A Picture is Worth a Thousand Words

It took the British, with their sophisticated, droll sense of humor to find anything funny about the outbreak of the American Civil War. Yet more than anyone else, Great Britain legitimately could take a small degree of pleasure in Spring 1861 at the mounting misery of their former North American colonies. The Americans had fought them to a costly standstill in two wars, and even in peace never missed an opportunity to twist the lion’s tail. So from the British perspective in the early 1860s, the Americans had it coming.

So it is not surprising that in its May 18, 1861 issue the British satirical magazine, Punch, decided to make fun at the Americans and their civil war. Yet in doing so, and likely intentionally, they provided a bit of perceptive insight about the relationship between the nascent conflict and slavery. The medium of their jab was a cartoon entitled, “‘Caesar Imperator!” or, The American Gladiators” (see the illustration immediately below).

Source: http://www.arthist.umn.edu/aict/Tennielweb/punch/610518.html

On the left side is a gladiator obviously representing the North, and the southern gladiator on the right bears more than a passing resemblance to Confederate President Jefferson Davis. But of greatest interest to Civil War Emancipation is the audience in the cartoon, peopled exclusively by African Americans, presumably slaves. The symbolism of their presence is multifaceted. No doubt, the cartoon’s artist was poking fun at assertions then being made on both sides that the conflict was not about slavery, by having the slaves looming over the gladiatorial combat. The artist clearly suggests the slaves are at the heart of the conflict given their great interest in its result. But that is not the end of the symbolism. One particular slave is seated up high on a throne of cotton bales, much like the emperor once presided over the Roman Coliseum. The artist seems to be suggesting that the slaves held the balance of power in the American Civil War, much as the Roman emperor once could decide the outcome of gladiators’ battles. Hence, Punch seems to be saying that although they were spectators to the developing conflict in Spring 1861, that sooner or later American slaves would decide the war’s outcome. Pretty cheeky but very insightful for Spring 1861–but sometimes it takes an insightful outsider to penetrate camouflaged motives and reveal a truth that insiders for a variety of reasons are not ready to admit. Truly, “‘Caesar Imperator!” or, The American Gladiators” is a picture worth more than a thousand words, as the slave themselves soon would start to demonstrate.

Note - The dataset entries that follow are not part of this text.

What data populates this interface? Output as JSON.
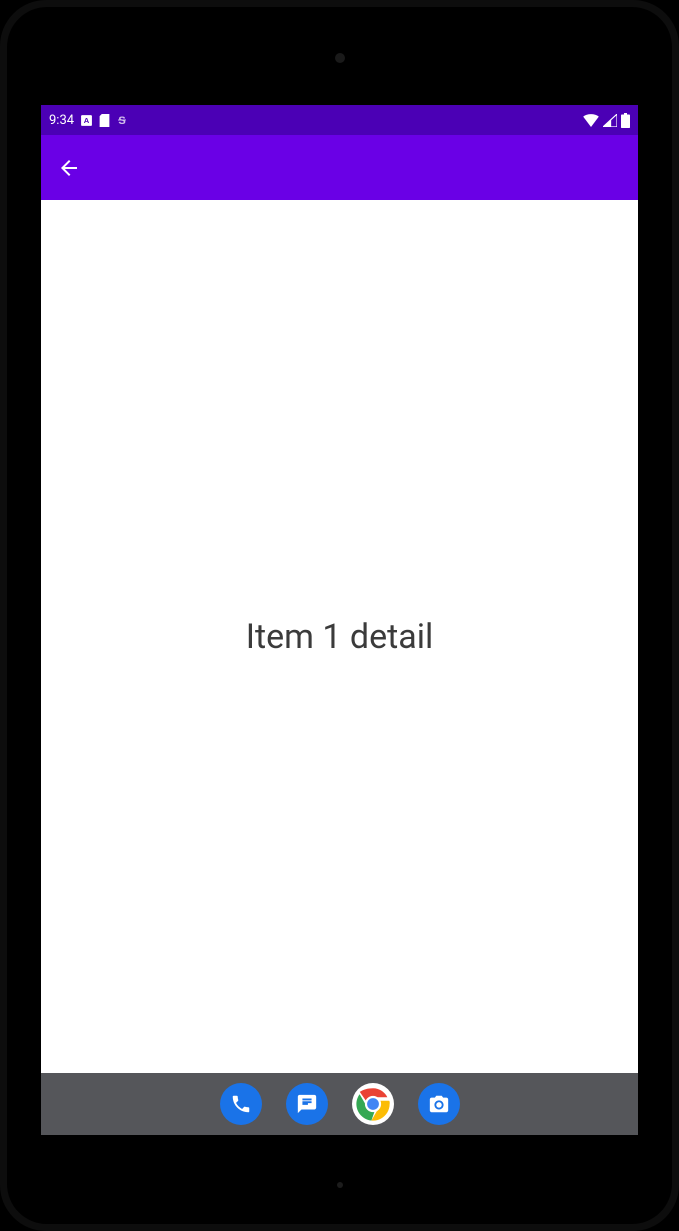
{
  "statusbar": {
    "time": "9:34",
    "icons_left": [
      "letter-a-box-icon",
      "sd-card-icon",
      "strike-s-icon"
    ],
    "icons_right": [
      "wifi-icon",
      "signal-icon",
      "battery-icon"
    ]
  },
  "appbar": {
    "back_icon": "back-arrow-icon"
  },
  "content": {
    "text": "Item 1 detail"
  },
  "navbar": {
    "apps": [
      {
        "name": "phone-app",
        "color": "#1a73e8"
      },
      {
        "name": "messages-app",
        "color": "#1a73e8"
      },
      {
        "name": "chrome-app",
        "color": "#ffffff"
      },
      {
        "name": "camera-app",
        "color": "#1a73e8"
      }
    ]
  },
  "colors": {
    "statusbar": "#4b00b5",
    "appbar": "#6a00e6",
    "navbar": "#55565a"
  }
}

About these ads

About Donald R. Shaffer

Donald R. Shaffer is the author of _After the Glory: The Struggles of Black Civil War Veterans_ (Kansas, 2004), which won the Peter Seaborg Award for Civil War Scholarship in 2005. More recently he published (with Elizabeth Regosin), _Voices of Emancipation: Understanding Slavery, the Civil War, and Reconstruction through the U.S. Pension Bureau Files_ (2008). Dr. Shaffer teaches online exclusively (i.e., a virtual professor). He lives in Arizona and can be contacted at donald_shaffer@yahoo.com
This entry was posted in Uncategorized. Bookmark the permalink.

3 Responses to A Picture is Worth a Thousand Words

  1. Donald,
    This is an interesting picture, especially in light of your analysis of it. Thanks for sharing.

    • Thanks for the kind comments, Jacob, I appreciate them.

      • Margaret D. Blough says:

        There were a handful of pro-slavery advocates who openly opposed secession because they believed that the protection afforded slavery the US Constitution and laws, however imperfect by slavery standards, was preferable to slavery’s fate in a world increasingly hostile towards it and in a war.

Leave a Reply

Fill in your details below or click an icon to log in:

WordPress.com Logo

You are commenting using your WordPress.com account. Log Out / Change )

Twitter picture

You are commenting using your Twitter account. Log Out / Change )

Facebook photo

You are commenting using your Facebook account. Log Out / Change )

Google+ photo

You are commenting using your Google+ account. Log Out / Change )

Connecting to %s